First off….I must agree with the author and express my deep gratitude for all that my family and friends do for me to help me through the tough times. I couldn’t do it without their support. I also belong to a few Facebook forums where people with MS share their experiences and I thank all of those folks for their support too. One thing is for sure with chronic illness….”one size does not fit all”. Sharing with the MS friends on Facebook makes me realize that each of us is dealt different symptoms and different limits.
I will share bits of this article that resonate with me in my own words.

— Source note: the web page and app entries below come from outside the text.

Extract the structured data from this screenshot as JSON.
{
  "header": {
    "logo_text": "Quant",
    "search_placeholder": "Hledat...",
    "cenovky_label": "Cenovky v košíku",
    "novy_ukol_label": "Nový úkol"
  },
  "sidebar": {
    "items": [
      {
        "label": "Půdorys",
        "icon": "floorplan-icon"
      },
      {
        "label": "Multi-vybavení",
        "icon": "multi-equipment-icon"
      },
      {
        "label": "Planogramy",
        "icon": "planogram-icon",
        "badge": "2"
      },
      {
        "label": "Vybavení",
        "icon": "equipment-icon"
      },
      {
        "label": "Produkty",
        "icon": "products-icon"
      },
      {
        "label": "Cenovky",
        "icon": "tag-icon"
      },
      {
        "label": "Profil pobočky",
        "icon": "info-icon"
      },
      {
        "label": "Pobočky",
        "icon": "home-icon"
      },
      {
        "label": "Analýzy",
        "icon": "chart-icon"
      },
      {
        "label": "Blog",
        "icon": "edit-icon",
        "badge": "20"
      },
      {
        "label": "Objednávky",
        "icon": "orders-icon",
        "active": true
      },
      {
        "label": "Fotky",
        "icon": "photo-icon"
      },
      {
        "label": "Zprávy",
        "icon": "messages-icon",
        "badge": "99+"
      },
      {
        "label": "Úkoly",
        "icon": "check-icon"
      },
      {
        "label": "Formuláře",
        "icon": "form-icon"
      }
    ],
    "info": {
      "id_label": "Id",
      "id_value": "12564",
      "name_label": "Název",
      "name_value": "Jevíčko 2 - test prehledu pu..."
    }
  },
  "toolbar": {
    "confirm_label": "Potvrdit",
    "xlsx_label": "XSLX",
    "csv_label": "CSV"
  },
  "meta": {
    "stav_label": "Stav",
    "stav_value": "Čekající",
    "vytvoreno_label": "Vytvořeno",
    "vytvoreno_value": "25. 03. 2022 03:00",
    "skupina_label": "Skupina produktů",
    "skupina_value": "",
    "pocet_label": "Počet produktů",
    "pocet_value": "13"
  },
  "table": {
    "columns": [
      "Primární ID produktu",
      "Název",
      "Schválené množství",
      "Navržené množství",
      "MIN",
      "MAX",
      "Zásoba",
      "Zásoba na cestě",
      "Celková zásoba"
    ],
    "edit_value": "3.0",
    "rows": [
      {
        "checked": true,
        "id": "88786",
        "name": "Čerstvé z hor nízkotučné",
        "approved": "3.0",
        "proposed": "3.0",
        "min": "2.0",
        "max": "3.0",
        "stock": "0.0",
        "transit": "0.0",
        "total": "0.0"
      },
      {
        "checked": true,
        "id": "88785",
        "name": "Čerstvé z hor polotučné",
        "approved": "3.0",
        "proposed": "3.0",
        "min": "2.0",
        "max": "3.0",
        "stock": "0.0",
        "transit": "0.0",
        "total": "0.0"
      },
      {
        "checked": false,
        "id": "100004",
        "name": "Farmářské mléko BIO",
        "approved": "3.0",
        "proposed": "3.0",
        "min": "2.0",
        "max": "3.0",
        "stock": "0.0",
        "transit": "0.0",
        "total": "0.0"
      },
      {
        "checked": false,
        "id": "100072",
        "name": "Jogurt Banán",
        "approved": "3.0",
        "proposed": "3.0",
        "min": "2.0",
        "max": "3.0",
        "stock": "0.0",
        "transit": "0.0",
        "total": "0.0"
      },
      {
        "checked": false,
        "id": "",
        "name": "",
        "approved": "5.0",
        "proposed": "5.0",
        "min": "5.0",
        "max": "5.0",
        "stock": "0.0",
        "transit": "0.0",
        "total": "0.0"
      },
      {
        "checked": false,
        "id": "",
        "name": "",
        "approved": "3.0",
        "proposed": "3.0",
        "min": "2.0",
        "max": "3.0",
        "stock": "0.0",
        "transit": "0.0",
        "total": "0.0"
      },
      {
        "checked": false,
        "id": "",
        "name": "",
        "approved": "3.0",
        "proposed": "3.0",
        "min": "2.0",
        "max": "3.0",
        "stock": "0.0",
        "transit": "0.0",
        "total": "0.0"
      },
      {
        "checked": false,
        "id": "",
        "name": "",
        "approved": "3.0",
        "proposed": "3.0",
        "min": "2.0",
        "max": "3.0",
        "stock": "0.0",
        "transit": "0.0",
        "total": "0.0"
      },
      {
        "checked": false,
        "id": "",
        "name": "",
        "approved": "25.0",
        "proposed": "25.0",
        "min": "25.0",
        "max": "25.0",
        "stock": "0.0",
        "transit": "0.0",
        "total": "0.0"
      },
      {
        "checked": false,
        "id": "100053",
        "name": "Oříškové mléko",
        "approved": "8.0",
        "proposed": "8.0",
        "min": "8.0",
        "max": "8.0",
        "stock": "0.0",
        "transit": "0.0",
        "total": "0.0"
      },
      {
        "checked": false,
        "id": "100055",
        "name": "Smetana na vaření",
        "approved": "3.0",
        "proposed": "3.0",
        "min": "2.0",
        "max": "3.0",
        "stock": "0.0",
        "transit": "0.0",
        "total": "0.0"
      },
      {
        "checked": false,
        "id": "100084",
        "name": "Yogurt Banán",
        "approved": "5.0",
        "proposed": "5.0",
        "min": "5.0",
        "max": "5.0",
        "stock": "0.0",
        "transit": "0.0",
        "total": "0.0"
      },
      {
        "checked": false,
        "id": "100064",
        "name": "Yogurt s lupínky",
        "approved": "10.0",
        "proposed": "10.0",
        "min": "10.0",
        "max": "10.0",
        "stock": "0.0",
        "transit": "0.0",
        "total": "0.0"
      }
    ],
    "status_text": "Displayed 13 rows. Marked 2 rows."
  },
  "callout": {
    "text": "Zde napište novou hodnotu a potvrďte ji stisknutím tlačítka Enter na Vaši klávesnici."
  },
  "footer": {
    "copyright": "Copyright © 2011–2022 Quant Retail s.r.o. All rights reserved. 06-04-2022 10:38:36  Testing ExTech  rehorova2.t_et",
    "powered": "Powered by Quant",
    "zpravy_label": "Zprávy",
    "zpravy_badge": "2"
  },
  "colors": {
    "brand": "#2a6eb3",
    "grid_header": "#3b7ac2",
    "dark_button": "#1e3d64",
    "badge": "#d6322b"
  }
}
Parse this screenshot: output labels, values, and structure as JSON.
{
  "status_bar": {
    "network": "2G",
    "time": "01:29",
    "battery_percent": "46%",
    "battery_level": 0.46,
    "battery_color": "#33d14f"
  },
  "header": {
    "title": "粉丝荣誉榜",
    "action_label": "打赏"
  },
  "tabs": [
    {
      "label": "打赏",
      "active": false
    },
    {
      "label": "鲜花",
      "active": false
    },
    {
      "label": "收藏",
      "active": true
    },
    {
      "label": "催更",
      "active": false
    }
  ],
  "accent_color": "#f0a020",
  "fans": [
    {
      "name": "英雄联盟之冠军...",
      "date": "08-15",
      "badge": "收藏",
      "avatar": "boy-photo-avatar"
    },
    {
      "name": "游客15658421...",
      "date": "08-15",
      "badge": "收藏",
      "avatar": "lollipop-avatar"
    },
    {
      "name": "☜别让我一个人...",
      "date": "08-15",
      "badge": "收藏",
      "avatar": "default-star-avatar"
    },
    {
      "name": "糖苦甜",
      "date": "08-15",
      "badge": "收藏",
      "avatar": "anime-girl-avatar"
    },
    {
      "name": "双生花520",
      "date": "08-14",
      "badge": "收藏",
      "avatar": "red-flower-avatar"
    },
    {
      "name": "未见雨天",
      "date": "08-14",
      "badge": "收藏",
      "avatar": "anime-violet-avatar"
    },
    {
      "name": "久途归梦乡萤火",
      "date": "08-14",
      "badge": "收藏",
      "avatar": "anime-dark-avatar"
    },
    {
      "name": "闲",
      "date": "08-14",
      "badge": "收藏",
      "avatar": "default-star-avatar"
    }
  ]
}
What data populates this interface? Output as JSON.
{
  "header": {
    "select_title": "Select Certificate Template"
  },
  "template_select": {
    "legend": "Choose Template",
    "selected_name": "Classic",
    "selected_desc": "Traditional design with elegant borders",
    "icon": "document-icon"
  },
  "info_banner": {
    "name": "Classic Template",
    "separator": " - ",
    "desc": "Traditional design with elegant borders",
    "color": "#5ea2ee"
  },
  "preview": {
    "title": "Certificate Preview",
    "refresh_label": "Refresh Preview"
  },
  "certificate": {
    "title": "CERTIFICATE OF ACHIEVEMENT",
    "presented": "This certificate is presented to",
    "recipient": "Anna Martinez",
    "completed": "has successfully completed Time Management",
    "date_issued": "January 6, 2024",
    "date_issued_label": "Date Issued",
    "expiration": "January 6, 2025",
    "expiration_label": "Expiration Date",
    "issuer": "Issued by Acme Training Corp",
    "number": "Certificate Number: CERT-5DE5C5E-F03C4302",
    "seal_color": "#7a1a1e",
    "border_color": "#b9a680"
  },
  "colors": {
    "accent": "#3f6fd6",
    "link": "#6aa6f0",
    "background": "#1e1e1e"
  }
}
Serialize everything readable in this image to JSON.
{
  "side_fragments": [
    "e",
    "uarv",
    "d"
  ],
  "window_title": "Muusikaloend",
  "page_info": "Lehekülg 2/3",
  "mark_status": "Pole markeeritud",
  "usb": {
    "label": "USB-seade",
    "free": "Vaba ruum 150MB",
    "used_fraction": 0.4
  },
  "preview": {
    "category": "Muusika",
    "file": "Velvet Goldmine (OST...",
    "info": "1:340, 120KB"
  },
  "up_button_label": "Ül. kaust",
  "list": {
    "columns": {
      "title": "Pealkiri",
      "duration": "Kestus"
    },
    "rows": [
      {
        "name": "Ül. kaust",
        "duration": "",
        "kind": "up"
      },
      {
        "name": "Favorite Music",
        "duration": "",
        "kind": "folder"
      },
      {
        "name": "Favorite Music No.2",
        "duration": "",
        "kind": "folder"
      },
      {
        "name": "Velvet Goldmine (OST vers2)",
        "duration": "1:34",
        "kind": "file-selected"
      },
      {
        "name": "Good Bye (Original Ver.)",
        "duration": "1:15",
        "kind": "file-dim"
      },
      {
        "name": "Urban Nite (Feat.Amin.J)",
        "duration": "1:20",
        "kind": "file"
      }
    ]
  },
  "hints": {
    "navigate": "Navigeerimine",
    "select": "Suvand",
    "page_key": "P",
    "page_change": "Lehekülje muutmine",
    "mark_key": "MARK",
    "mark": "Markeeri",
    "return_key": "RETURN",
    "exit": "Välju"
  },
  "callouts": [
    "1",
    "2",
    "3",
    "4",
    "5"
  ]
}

1. The grief we feel over the life we lost may re-emerge now and then….indefinitely. Chronic illness ranks very high on the scale of stressors in life. It is considered a grief producing event like other major life losses such as the death of a loved one. Grieving is a good way to describe the emotions we go through with chronic illness and the life changes it brings with it. I have lost the ability to be productive as I once was, and I’ve lost the ability to take part in cherished activities, and have lost some of my independence. The grief I go through over all of this loss arrives unexpectedly. One minute I’m upbeat and optimistic and then the next minute a dark cloud comes over my mood and sends me into a deep sadness and it can be triggered by the simplest of things. This grieving process is intense. There are times in my day where I just don’t want to talk to anyone or be around anyone. It’s not because I don’t love the person….it’s just that I’m in a place where I can’t make room for anyone else. It’s not because I don’t love and want that person nearby. It’s hard to explain and I don’t want my loved ones to feel shunned. I just want them to understand that I am experiencing a dark moment. This too will pass.
2. We feel as if we are letting you down even though you’ve repeatedly told us that we are not. Basically what the author is saying here is that we may start out our week with great intentions of doing lots of things…going places with family and friends etc. but when the time comes to do these fun things our bodies and our minds are not in the right place to take part and we must cancel. Having to do this at the last minute makes us feel like we are letting people down. We apologize for not being up for it and with that comes guilt and sadness.
3. Being chronically ill can be embarrassing. We don’t think we should be chronically ill and we end up experiencing negative self-judgement. Culture tells us all that we should be healthy and agile. When we are not we feel embarrassed by this. I was embarrassed when I first started to use a cane. Then I had to wrap my head around needing a scooter to go any distance. I use to be a fitness buff. I worked out with personal trainers and kept fit. I can’t do that anymore. This creates an incredible sense of embarrassment. I would prefer to keep my illness private but I can’t. It’s very obvious that something is up with my health and physical abilities. When strangers see me in my scooter or walking with my cane they always ask me if I had surgery or something like that. I look perfectly healthy on the surface. I am also embarrassed to have to ask for help. It bothers me so much to have to rely on my hubby for housework, helping me with grocery shopping etc. It embarrasses me to have to rely on friends and family for the simplest things I use to be able to do myself.
So you see, it’s not easy being chronically ill. There is a lot of emotional baggage that comes with it. I do my best to try and stay positive. I read spiritual books relating to positivity and gratitude etc. And for the most part I do okay with happiness and gratitude but there are times when I just break down and hide in my own grief. It’s just the way it is.